[READ: Congressional Gridlock on Ukraine Aid Bill Emboldens Putin]

The Russian force there is “a composition that provides a lot of capability,” indicating that it could conduct a comprehensive assault on Ukraine.

“The way it was explained is these are springtime exercises,” he said, adding the Russian government has offered its assurances it will not cross the border into Ukraine.


Kirby said the Pentagon expects the Russians will keep their word.

“Just because we haven’t seen any indication of exercises now doesn’t mean that one won’t occur,” he said. “Even if this is exercises, it’s doing nothing to help de-escalate the tension in Ukraine. It’s doing nothing to assist in the stability in that part of Europe.”

President Barack Obama has all but ruled out any military options in response to the Russian annexation of the Crimean peninsula. The U.S. deployed 12 F-16 Fighting Falcon jets to Poland in early March, along with support forces, and has conducted preplanned NATO exercises.

“Today, NATO planes patrol the skies over the Baltics, and we’ve reinforced our presence in Poland. And we’re prepared to do more,” Obama said Wednesday at the Palais des Beaux Arts in Brussels. He called on NATO member states – many of which now are former Soviet countries – to “step up and carry its share of the burden.”
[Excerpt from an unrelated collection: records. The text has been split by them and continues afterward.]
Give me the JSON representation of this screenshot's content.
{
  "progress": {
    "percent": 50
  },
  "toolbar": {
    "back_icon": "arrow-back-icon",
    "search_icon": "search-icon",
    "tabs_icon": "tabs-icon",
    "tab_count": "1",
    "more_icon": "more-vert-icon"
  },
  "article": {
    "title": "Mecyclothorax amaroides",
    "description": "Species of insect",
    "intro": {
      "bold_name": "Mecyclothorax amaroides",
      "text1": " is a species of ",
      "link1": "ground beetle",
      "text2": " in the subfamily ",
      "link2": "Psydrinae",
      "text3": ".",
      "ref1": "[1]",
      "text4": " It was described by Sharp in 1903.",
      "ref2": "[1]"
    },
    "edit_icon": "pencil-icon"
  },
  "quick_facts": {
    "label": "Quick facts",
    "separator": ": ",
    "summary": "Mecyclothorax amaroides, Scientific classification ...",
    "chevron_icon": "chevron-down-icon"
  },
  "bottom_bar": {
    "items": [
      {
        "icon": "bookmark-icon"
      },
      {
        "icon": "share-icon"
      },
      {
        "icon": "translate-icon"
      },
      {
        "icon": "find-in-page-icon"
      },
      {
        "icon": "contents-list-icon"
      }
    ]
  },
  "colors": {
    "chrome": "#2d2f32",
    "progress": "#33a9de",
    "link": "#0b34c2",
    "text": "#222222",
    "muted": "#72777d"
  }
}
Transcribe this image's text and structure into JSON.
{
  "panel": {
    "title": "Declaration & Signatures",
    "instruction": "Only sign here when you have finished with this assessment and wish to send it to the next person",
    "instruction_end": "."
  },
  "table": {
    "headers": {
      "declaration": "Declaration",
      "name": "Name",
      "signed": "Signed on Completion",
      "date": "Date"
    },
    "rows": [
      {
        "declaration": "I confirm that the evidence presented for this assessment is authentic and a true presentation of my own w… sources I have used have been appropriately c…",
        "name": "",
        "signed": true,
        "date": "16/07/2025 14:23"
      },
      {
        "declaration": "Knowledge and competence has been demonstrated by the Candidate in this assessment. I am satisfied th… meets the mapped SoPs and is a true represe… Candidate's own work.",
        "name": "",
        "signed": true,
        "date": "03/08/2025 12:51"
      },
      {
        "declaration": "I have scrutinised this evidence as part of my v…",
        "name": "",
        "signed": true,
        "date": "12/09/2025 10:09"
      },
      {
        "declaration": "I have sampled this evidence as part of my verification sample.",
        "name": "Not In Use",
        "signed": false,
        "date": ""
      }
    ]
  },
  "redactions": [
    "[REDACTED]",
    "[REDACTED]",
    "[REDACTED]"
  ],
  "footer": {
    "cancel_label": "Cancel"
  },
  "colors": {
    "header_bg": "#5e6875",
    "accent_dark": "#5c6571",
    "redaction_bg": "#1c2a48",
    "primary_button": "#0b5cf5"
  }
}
President Barack Obama speaks during a joint news conference with EU Council President Herman Van Rompuy and EU Commission President Jose Manuel Barroso at the EU-U.S. summit meeting on Wednesday, March 26, 2014, in Brussels.
President Barack Obama speaks to the media at the EU-U.S. summit meeting Wednesday.


“Ukraine is not a member of NATO – in part because of its close and complex history with Russia. Nor will Russia be dislodged from Crimea or deterred from further escalation by military force. But with time, so long as we remain united, the Russian people will recognize that they cannot achieve security, prosperity and the status that they seek through brute force,” he said.

Russian troops and local loyalist militias completed this week seizing all navy bases on the strategic peninsula of Crimea, home to the Russian Black Sea fleet. The Russian government previously leased a navy base at Sevastopol from the Ukrainian government, which came into question after populist protests forced pro-Russian President of Ukraine Viktor Yanukovych from office.

[WORLD REPORT: There Are No Easy Answers for Ukraine After Russia's Invasion]

The Ukrainian government has asked for military assistance from the U.S., which the Pentagon is still considering. The request includes lethal aid, such as weaponry, and nonlethal aid, such as rations and other support supplies. Previous assistance to foreign countries, such as Syria, remained hazy on supplies that are benign but used for combat, such as bulletproof vests and night vision goggles, and into which category they would fit.

Kirby announced Thursday the U.S. has decided to ship to Ukraine military rations, known as Meals Ready to Eat or MREs. They are being transported over land and will likely arrive there by the weekend. Further considerations for nonlethal aid are the top priority for the Pentagon, he said.

The defense announcement came hours after the International Monetary Fund agreed to a $27 billion bailout to Ukraine. The Eastern European nation’s floundering economy spurred widespread dissent in late 2013. Protesters faulted Yanukovych for backing down from new economic accords with the European Union in favor of receiving a multibillion dollar bailout from Russia. Analysts believe Yanukovych’s change of attitude came from pressure from Moscow.

Congress is currently considering a similar aid package.